The expectation placed upon mothers is part of a much larger problem also impacting gender relations and romantic relationships. Incidents of revenge porn, voyeurism and sexual violence present a disturbing picture of a toxic patriarchal society. Many of these acts and attitudes manifest in relationships, with 65 per cent of voyeur photography cases in 2018 occurring between romantic partners. One tragic incident reported by The Guardian involved a young woman taking her own life after discovering someone had been filming her in a change room at the hospital where she worked. Moreover, youths’ perceptions about sex are largely moulded by pornography, with 67 per cent of participants in a Korean Women’s Development Institute survey saying they did not find sex education useful. It is obvious that South Koreans’ education about sex, women’s rights and gender equality is far from adequate.
The second principal factor driving this phenomenon is the economic strain placed upon young South Koreans.
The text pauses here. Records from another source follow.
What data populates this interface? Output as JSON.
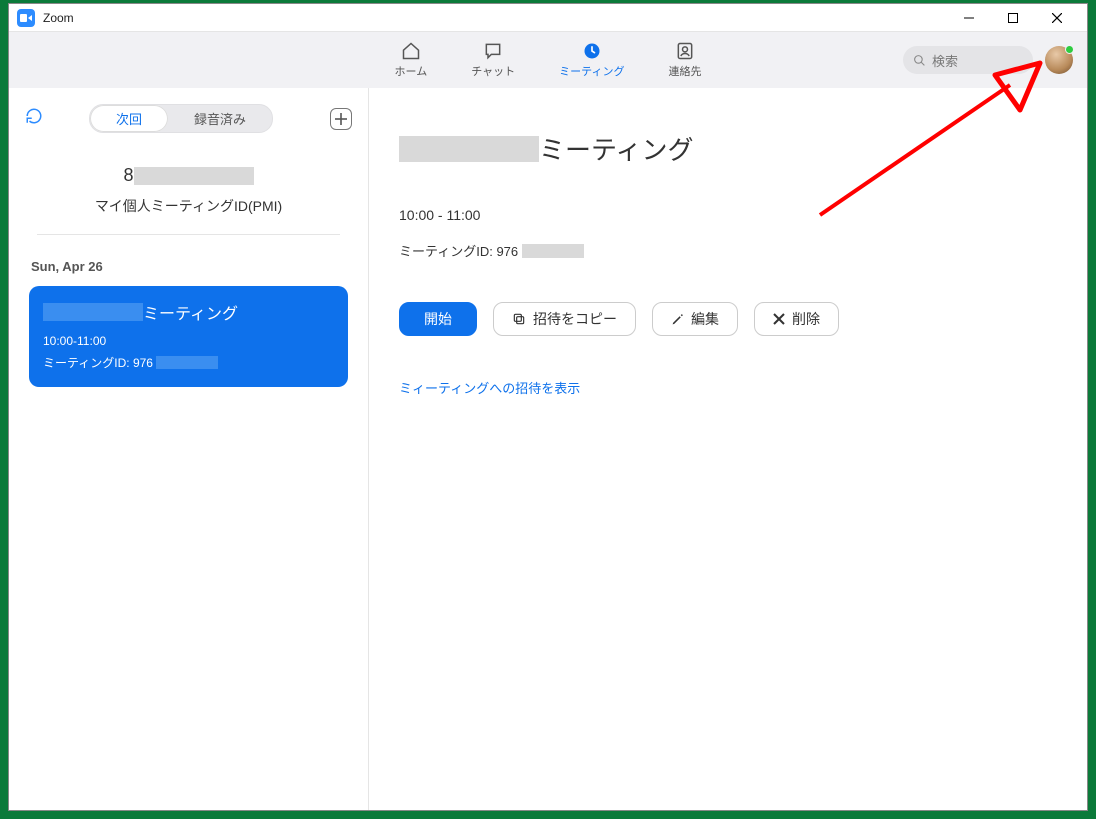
{
  "window": {
    "title": "Zoom"
  },
  "nav": {
    "home": "ホーム",
    "chat": "チャット",
    "meeting": "ミーティング",
    "contact": "連絡先",
    "search_placeholder": "検索"
  },
  "sidebar": {
    "seg_upcoming": "次回",
    "seg_recorded": "録音済み",
    "my_id_value": "8",
    "my_id_label": "マイ個人ミーティングID(PMI)",
    "date_header": "Sun, Apr 26",
    "meeting": {
      "title_suffix": "ミーティング",
      "time": "10:00-11:00",
      "id_label": "ミーティングID: 976"
    }
  },
  "main": {
    "title_suffix": "ミーティング",
    "time": "10:00 - 11:00",
    "id_label": "ミーティングID: 976",
    "btn_start": "開始",
    "btn_copy": "招待をコピー",
    "btn_edit": "編集",
    "btn_delete": "削除",
    "invite_link": "ミィーティングへの招待を表示"
  }
}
With the youth unemployment rate at 10.8 per cent and only one out of 10 graduates able to find full-time work, young people’s incentive to prevail in a highly competitive job market trumps their resolve to date. Even those who are employed receive low salaries and high work hours. Alarmingly, Koreans spent an average of 2,024 hours working a year in 2017. Comparatively, Canadians worked 300 hours less per year.
Previous government solutions have targeted key economic issues that exist within Korea. Notably, these include childcare subsidies, extended paternity leave and paid maternity leave amongst other things. However, aside from economic issues, the government has failed to meaningfully enforce change in the prevailing patriarchal culture that binds women to archaic archetypes. For one, significant progress can be made by first starting to close the gender pay gap. How does the government expect to encourage gender equality when its wage gap has reached 37 per cent, the highest of all 36 member states of the Organisation for Economic Cooperation and Development? Another step in the right direction would be to enact immediate change in how victims of online sexual abuse and workplace sexual harassment are supported psychologically and legally, as well as how sexual education is taught in schools. For example, the South Korean NGOs Coalition for the third Universal Periodic Review in 2017 advocated for introducing gender quotas, as well as punitive damages against employers in response to the encroachment on minimum wage regulations. By replacing a sense of taboo surrounding sex with respect, consent and understanding, young people may find that they feel safer when dating or starting relationships.
Toxic cultural and social stigma plague this fast-ageing population. The Korean government needs to feel the impact that seemingly low priority issues like the treatment of women will have on their country’s security and survival. Gender equality cannot be discounted as a top security priority. How today’s women are treated will inform the fate of millions in the future.